AIM OF THE EXERCISE »
Wherever a line in the data below holds "overlay", copy that line.

(App and web page records)
········

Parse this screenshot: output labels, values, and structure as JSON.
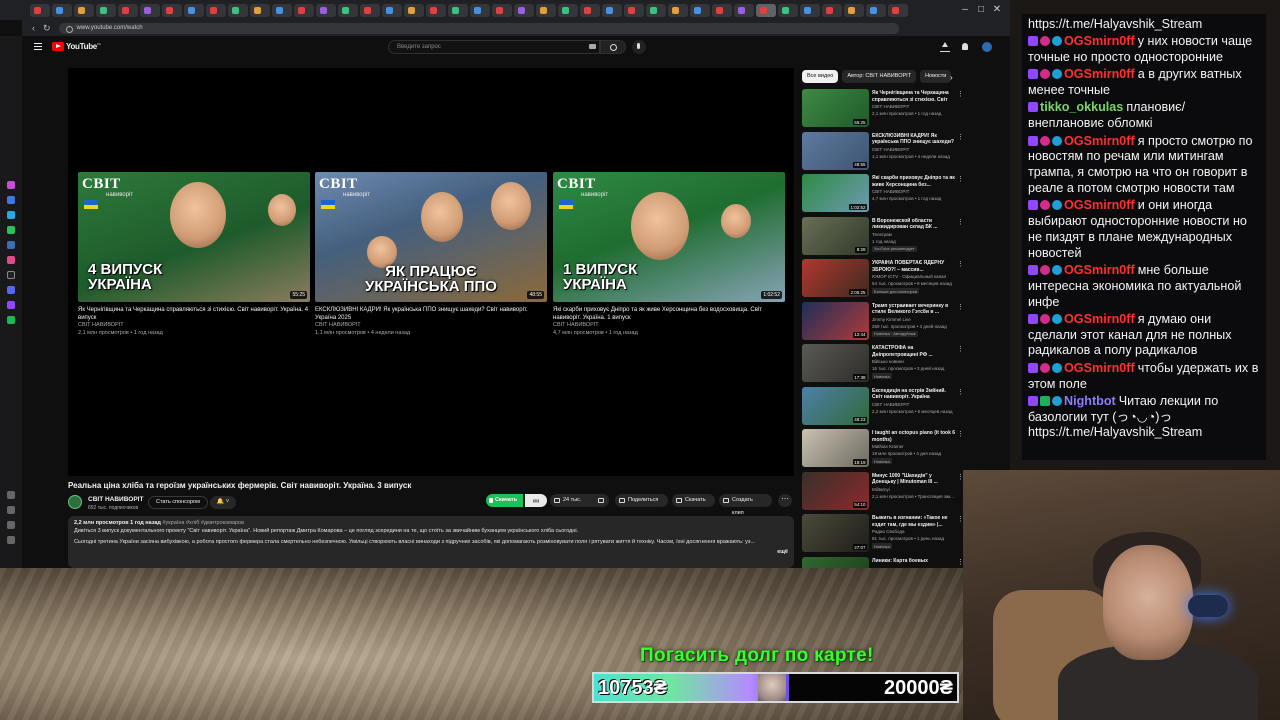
{
  "browser": {
    "url": "www.youtube.com/watch",
    "tab_colors": [
      "#e04040",
      "#4a90e2",
      "#e0a040",
      "#40c080",
      "#e04040",
      "#9a5fe0",
      "#e04040",
      "#4a90e2",
      "#e04040",
      "#40c080",
      "#e0a040",
      "#4a90e2",
      "#e04040",
      "#9a5fe0",
      "#40c080",
      "#e04040",
      "#4a90e2",
      "#e0a040",
      "#e04040",
      "#40c080",
      "#4a90e2",
      "#e04040",
      "#9a5fe0",
      "#e0a040",
      "#40c080",
      "#e04040",
      "#4a90e2",
      "#e04040",
      "#40c080",
      "#e0a040",
      "#4a90e2",
      "#e04040",
      "#9a5fe0",
      "#e04040",
      "#40c080",
      "#4a90e2",
      "#e04040",
      "#e0a040",
      "#4a90e2",
      "#e04040"
    ]
  },
  "youtube": {
    "search_placeholder": "Введите запрос",
    "end_cards": [
      {
        "overlay": "4 ВИПУСК\nУКРАЇНА",
        "duration": "55:25",
        "title": "Як Чернігівщина та Черкащина справляються зі стихією. Світ навиворіт. Україна. 4 випуск",
        "channel": "СВІТ НАВИВОРІТ",
        "meta": "2,1 млн просмотров • 1 год назад"
      },
      {
        "overlay": "ЯК ПРАЦЮЄ\nУКРАЇНСЬКА ППО",
        "duration": "48:55",
        "title": "ЕКСКЛЮЗИВНІ КАДРИ! Як українська ППО знищує шахеди? Світ навиворіт. Україна 2025",
        "channel": "СВІТ НАВИВОРІТ",
        "meta": "1,1 млн просмотров • 4 недели назад"
      },
      {
        "overlay": "1 ВИПУСК\nУКРАЇНА",
        "duration": "1:02:52",
        "title": "Які скарби приховує Дніпро та як живе Херсонщина без водосховища. Світ навиворіт. Україна. 1 випуск",
        "channel": "СВІТ НАВИВОРІТ",
        "meta": "4,7 млн просмотров • 1 год назад"
      }
    ],
    "brand_name": "СВІТ",
    "brand_sub": "навиворіт",
    "video_title": "Реальна ціна хліба та героїзм українських фермерів. Світ навиворіт. Україна. 3 випуск",
    "channel_name": "СВІТ НАВИВОРІТ",
    "subscribers": "892 тыс. подписчиков",
    "sponsor_label": "Стать спонсором",
    "download_app_label": "Скачать",
    "likes": "24 тыс.",
    "share_label": "Поделиться",
    "download_label": "Скачать",
    "clip_label": "Создать клип",
    "desc_meta": "2,2 млн просмотров  1 год назад",
    "desc_tags": "#україна #хліб #дмитрокомаров",
    "desc_line1": "Дивіться 3 випуск документального проекту \"Світ навиворіт. Україна\". Новий репортаж Дмитра Комарова – це погляд зсередини на те, що стоїть за звичайним буханцем українського хліба сьогодні.",
    "desc_line2": "Сьогодні третина України засіяна вибухівкою, а робота простого фермера стала смертельно небезпечною. Умільці створюють власні винаходи з підручних засобів, які допомагають розміновувати поля і рятувати життя й техніку. Часом, їхні досягнення вражають: уз...",
    "desc_more": "ещё",
    "chips": [
      "Все видео",
      "Автор: СВІТ НАВИВОРІТ",
      "Новости"
    ],
    "recommendations": [
      {
        "title": "Як Чернігівщина та Черкащина справляються зі стихією. Світ навиворіт.",
        "channel": "СВІТ НАВИВОРІТ",
        "views": "2,1 млн просмотров • 1 год назад",
        "badge": "",
        "duration": "55:25",
        "thumb": [
          "#3e8a45",
          "#1f5a2a"
        ]
      },
      {
        "title": "ЕКСКЛЮЗИВНІ КАДРИ! Як українська ППО знищує шахеди?",
        "channel": "СВІТ НАВИВОРІТ",
        "views": "1,1 млн просмотров • 4 недели назад",
        "badge": "",
        "duration": "48:55",
        "thumb": [
          "#5e7aa0",
          "#3e5470"
        ]
      },
      {
        "title": "Які скарби приховує Дніпро та як живе Херсонщина без...",
        "channel": "СВІТ НАВИВОРІТ",
        "views": "4,7 млн просмотров • 1 год назад",
        "badge": "",
        "duration": "1:02:52",
        "thumb": [
          "#2f8a44",
          "#6d9ab2"
        ]
      },
      {
        "title": "В Воронежской области ликвидирован склад БК ...",
        "channel": "Телеграм",
        "views": "1 год назад",
        "badge": "YouTube рекомендует",
        "duration": "8:28",
        "thumb": [
          "#6a6f55",
          "#2f3a2a"
        ]
      },
      {
        "title": "УКРАЇНА ПОВЕРТАЄ ЯДЕРНУ ЗБРОЮ?! – массив...",
        "channel": "ЮМОР ICTV · Официальный канал",
        "views": "54 тыс. просмотров • 9 месяцев назад",
        "badge": "Больше для спонсоров",
        "duration": "2:05:25",
        "thumb": [
          "#b2382e",
          "#3d2a20"
        ]
      },
      {
        "title": "Трамп устраивает вечеринку в стиле Великого Гэтсби в ...",
        "channel": "Jimmy Kimmel Live",
        "views": "269 тыс. просмотров • 3 дней назад",
        "badge": "Новинка · Автодубляж",
        "duration": "12:44",
        "thumb": [
          "#1e2f5a",
          "#b03a3a"
        ]
      },
      {
        "title": "КАТАСТРОФА на Дніпропетровщині РФ ...",
        "channel": "Військо новини",
        "views": "16 тыс. просмотров • 3 дней назад",
        "badge": "Новинка",
        "duration": "17:38",
        "thumb": [
          "#5a5a55",
          "#2e2c28"
        ]
      },
      {
        "title": "Експедиція на острів Зміїний. Світ навиворіт. Україна",
        "channel": "СВІТ НАВИВОРІТ",
        "views": "2,2 млн просмотров • 6 месяцев назад",
        "badge": "",
        "duration": "48:23",
        "thumb": [
          "#4f7fa8",
          "#2f6a3a"
        ]
      },
      {
        "title": "I taught an octopus piano (it took 6 months)",
        "channel": "Mathias Kramer",
        "views": "19 млн просмотров • 4 дня назад",
        "badge": "Новинка",
        "duration": "19:19",
        "thumb": [
          "#c9c2b2",
          "#6d6a60"
        ]
      },
      {
        "title": "Минус 1000 \"Шахидів\" у Донецьку | Minutoman III ...",
        "channel": "Militarnyi",
        "views": "2,1 млн просмотров • Трансляция зак...",
        "badge": "",
        "duration": "54:10",
        "thumb": [
          "#3a2f2a",
          "#8a2a2a"
        ]
      },
      {
        "title": "Выжить в изгнании: «Такое не ездит там, где мы ездим» |...",
        "channel": "Радио Свобода",
        "views": "81 тыс. просмотров • 1 день назад",
        "badge": "Новинка",
        "duration": "27:07",
        "thumb": [
          "#4a4a3a",
          "#1e1e1a"
        ]
      },
      {
        "title": "Линики: Карта боевых",
        "channel": "",
        "views": "",
        "badge": "",
        "duration": "",
        "thumb": [
          "#2f6a2f",
          "#1a3a1a"
        ]
      }
    ]
  },
  "chat": {
    "messages": [
      {
        "badges": [],
        "nick": "",
        "nick_color": "#ffffff",
        "text": "https://t.me/Halyavshik_Stream"
      },
      {
        "badges": [
          "tw",
          "heart",
          "blue"
        ],
        "nick": "OGSmirn0ff",
        "nick_color": "#ff2f2f",
        "text": "у них новости чаще точные но просто односторонние"
      },
      {
        "badges": [
          "tw",
          "heart",
          "blue"
        ],
        "nick": "OGSmirn0ff",
        "nick_color": "#ff2f2f",
        "text": "а в других ватных менее точные"
      },
      {
        "badges": [
          "tw"
        ],
        "nick": "tikko_okkulas",
        "nick_color": "#7bd36a",
        "text": "плановиє/внеплановиє обломкі"
      },
      {
        "badges": [
          "tw",
          "heart",
          "blue"
        ],
        "nick": "OGSmirn0ff",
        "nick_color": "#ff2f2f",
        "text": "я просто смотрю по новостям по речам или митингам трампа, я смотрю на что он говорит в реале а потом смотрю новости там"
      },
      {
        "badges": [
          "tw",
          "heart",
          "blue"
        ],
        "nick": "OGSmirn0ff",
        "nick_color": "#ff2f2f",
        "text": "и они иногда выбирают односторонние новости но не пиздят в плане международных новостей"
      },
      {
        "badges": [
          "tw",
          "heart",
          "blue"
        ],
        "nick": "OGSmirn0ff",
        "nick_color": "#ff2f2f",
        "text": "мне больше интересна экономика по актуальной инфе"
      },
      {
        "badges": [
          "tw",
          "heart",
          "blue"
        ],
        "nick": "OGSmirn0ff",
        "nick_color": "#ff2f2f",
        "text": "я думаю они сделали этот канал для не полных радикалов а полу радикалов"
      },
      {
        "badges": [
          "tw",
          "heart",
          "blue"
        ],
        "nick": "OGSmirn0ff",
        "nick_color": "#ff2f2f",
        "text": "чтобы удержать их в этом поле"
      },
      {
        "badges": [
          "tw",
          "green",
          "blue"
        ],
        "nick": "Nightbot",
        "nick_color": "#8a7dff",
        "text": "Читаю лекции по базологии тут (っ◔◡◔)っ https://t.me/Halyavshik_Stream"
      }
    ]
  },
  "donation": {
    "label": "Погасить долг по карте!",
    "current": "10753₴",
    "goal": "20000₴",
    "progress": 0.5377
  }
}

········

EXERCISE OUTPUT »
        "overlay": "4 ВИПУСК\nУКРАЇНА",
        "overlay": "ЯК ПРАЦЮЄ\nУКРАЇНСЬКА ППО",
        "overlay": "1 ВИПУСК\nУКРАЇНА",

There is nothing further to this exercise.